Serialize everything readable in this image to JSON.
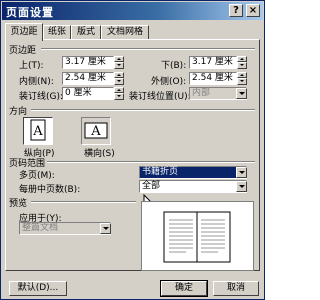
{
  "window": {
    "title": "页面设置"
  },
  "titlebar": {
    "help_label": "?",
    "close_label": "×"
  },
  "tabs": [
    {
      "label": "页边距"
    },
    {
      "label": "纸张"
    },
    {
      "label": "版式"
    },
    {
      "label": "文档网格"
    }
  ],
  "margins": {
    "group_title": "页边距",
    "top_label": "上(T):",
    "top_value": "3.17 厘米",
    "bottom_label": "下(B):",
    "bottom_value": "3.17 厘米",
    "inside_label": "内侧(N):",
    "inside_value": "2.54 厘米",
    "outside_label": "外侧(O):",
    "outside_value": "2.54 厘米",
    "gutter_label": "装订线(G):",
    "gutter_value": "0 厘米",
    "gutter_pos_label": "装订线位置(U):",
    "gutter_pos_value": "内部"
  },
  "orientation": {
    "group_title": "方向",
    "portrait_label": "纵向(P)",
    "landscape_label": "横向(S)",
    "glyph": "A"
  },
  "pages": {
    "group_title": "页码范围",
    "multiple_label": "多页(M):",
    "multiple_value": "书籍折页",
    "sheets_label": "每册中页数(B):",
    "sheets_value": "全部"
  },
  "preview": {
    "group_title": "预览",
    "apply_label": "应用于(Y):",
    "apply_value": "整篇文档"
  },
  "buttons": {
    "default_label": "默认(D)...",
    "ok_label": "确定",
    "cancel_label": "取消"
  }
}
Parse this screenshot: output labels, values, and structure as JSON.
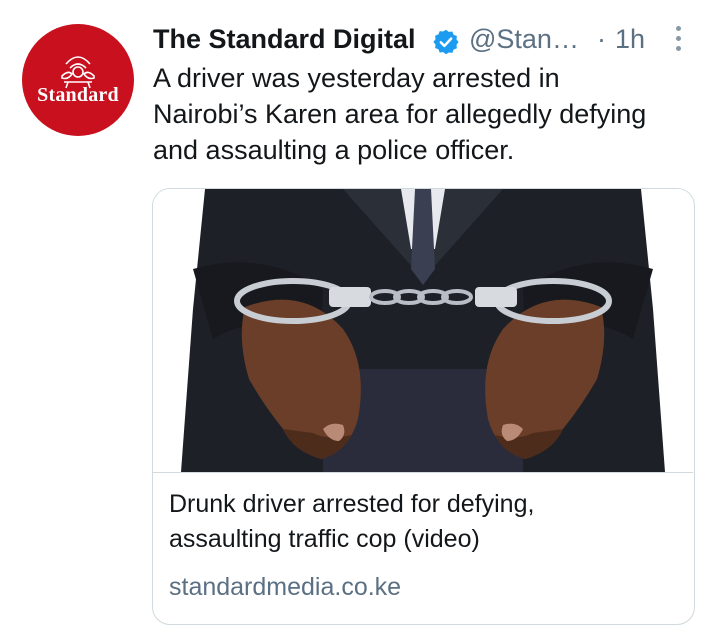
{
  "tweet": {
    "author_name": "The Standard Digital",
    "handle": "@Stan…",
    "separator": "·",
    "time": "1h",
    "text_lines": [
      "A driver was yesterday arrested in",
      "Nairobi’s Karen area for allegedly defying",
      "and assaulting a police officer."
    ],
    "avatar": {
      "brand_text": "Standard",
      "icon": "standard-crest-logo"
    },
    "verified_icon": "verified-badge-icon",
    "more_icon": "more-vertical-icon"
  },
  "card": {
    "image": "handcuffed-hands-photo",
    "title_lines": [
      "Drunk driver arrested for defying,",
      "assaulting traffic cop (video)"
    ],
    "domain": "standardmedia.co.ke"
  },
  "colors": {
    "brand_red": "#c8101e",
    "verified_blue": "#1d9bf0",
    "secondary_text": "#5b7083",
    "border": "#cfd9de"
  }
}
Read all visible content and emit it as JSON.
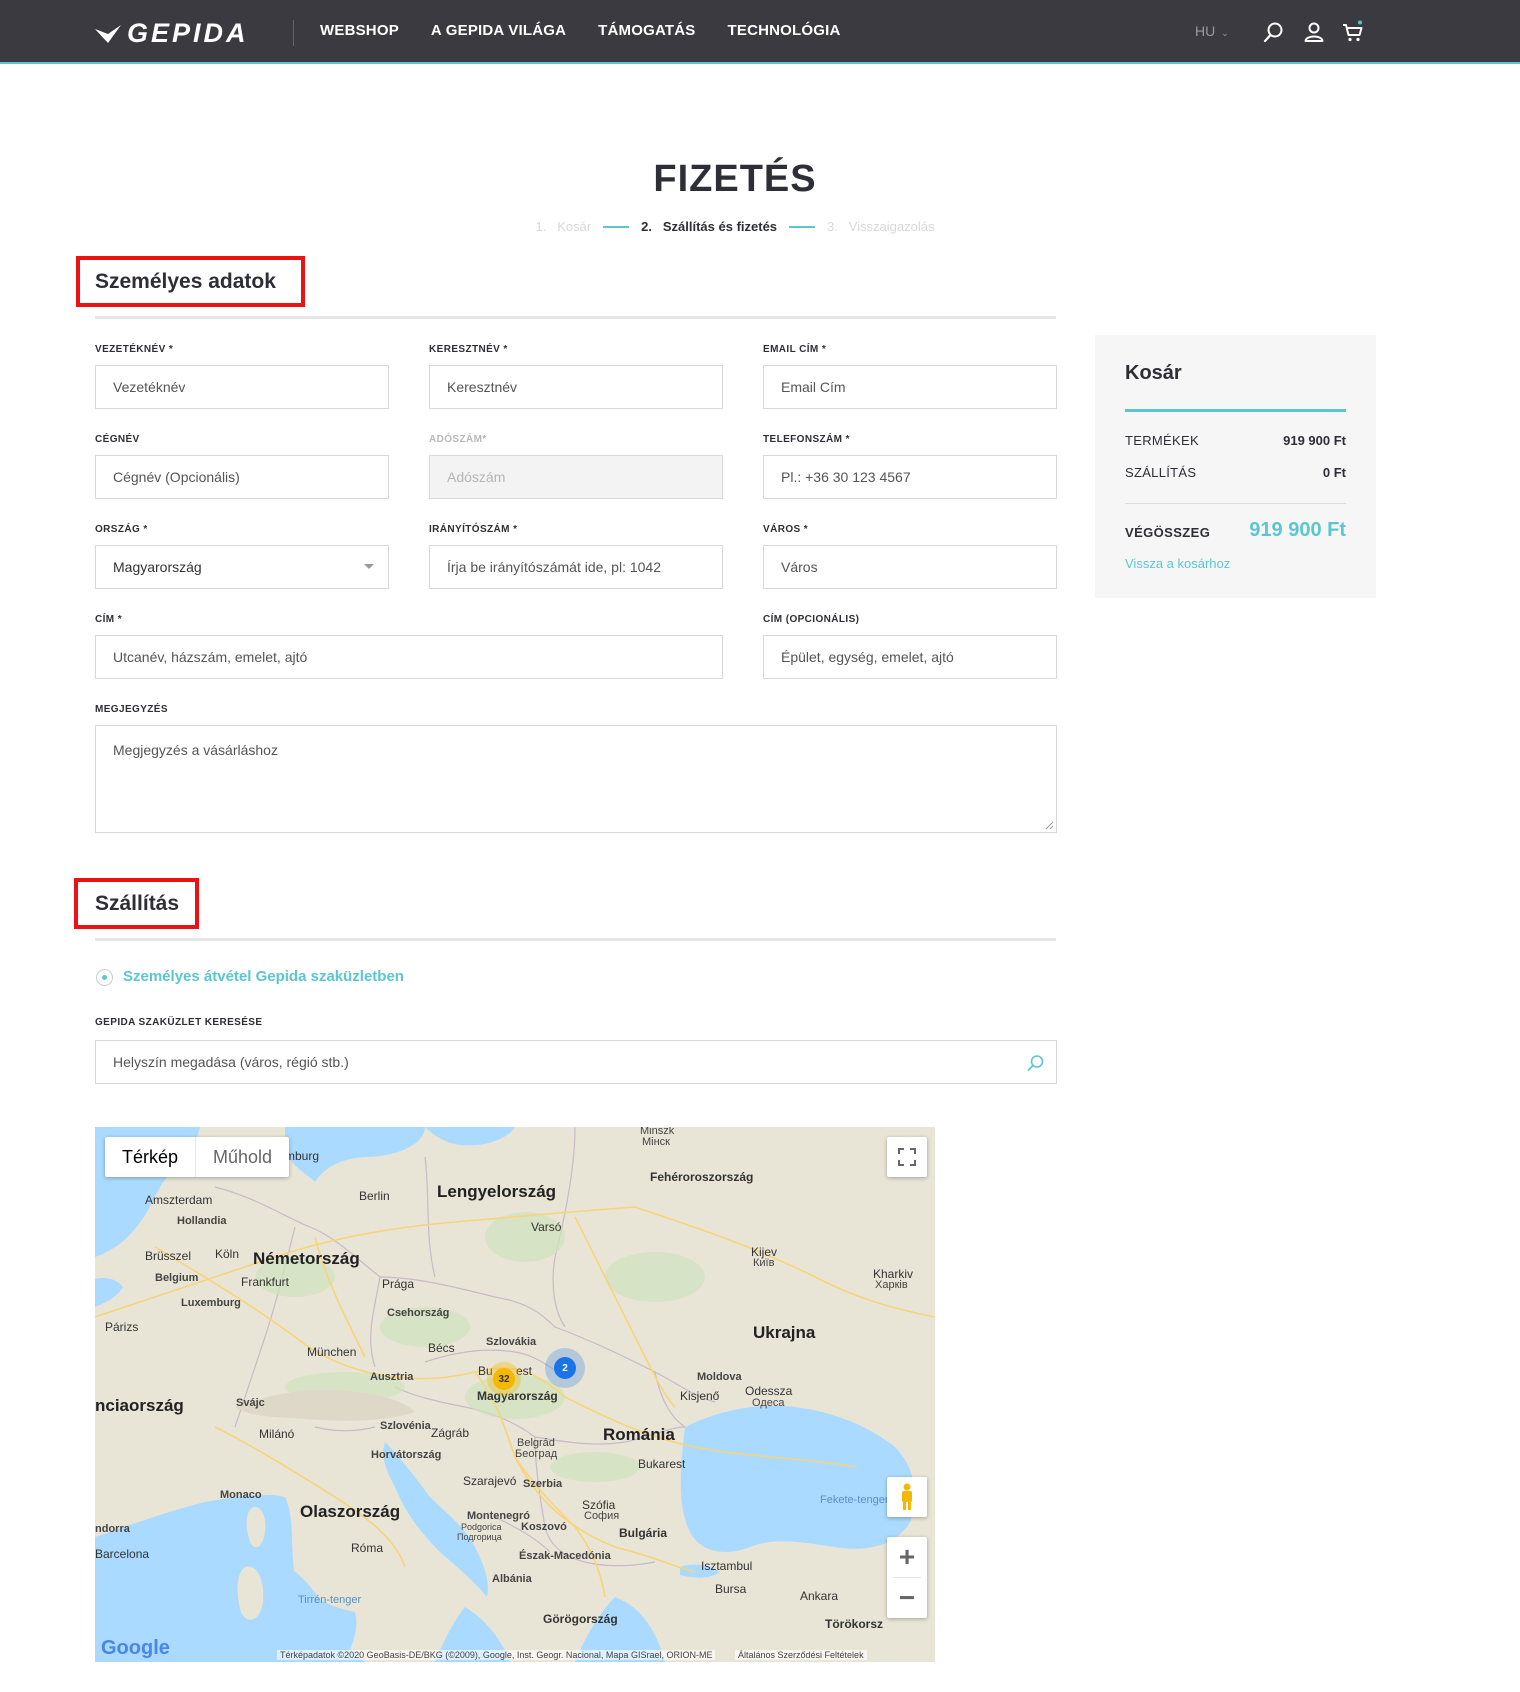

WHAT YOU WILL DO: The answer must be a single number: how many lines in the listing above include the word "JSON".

TASK RESPONSE: 3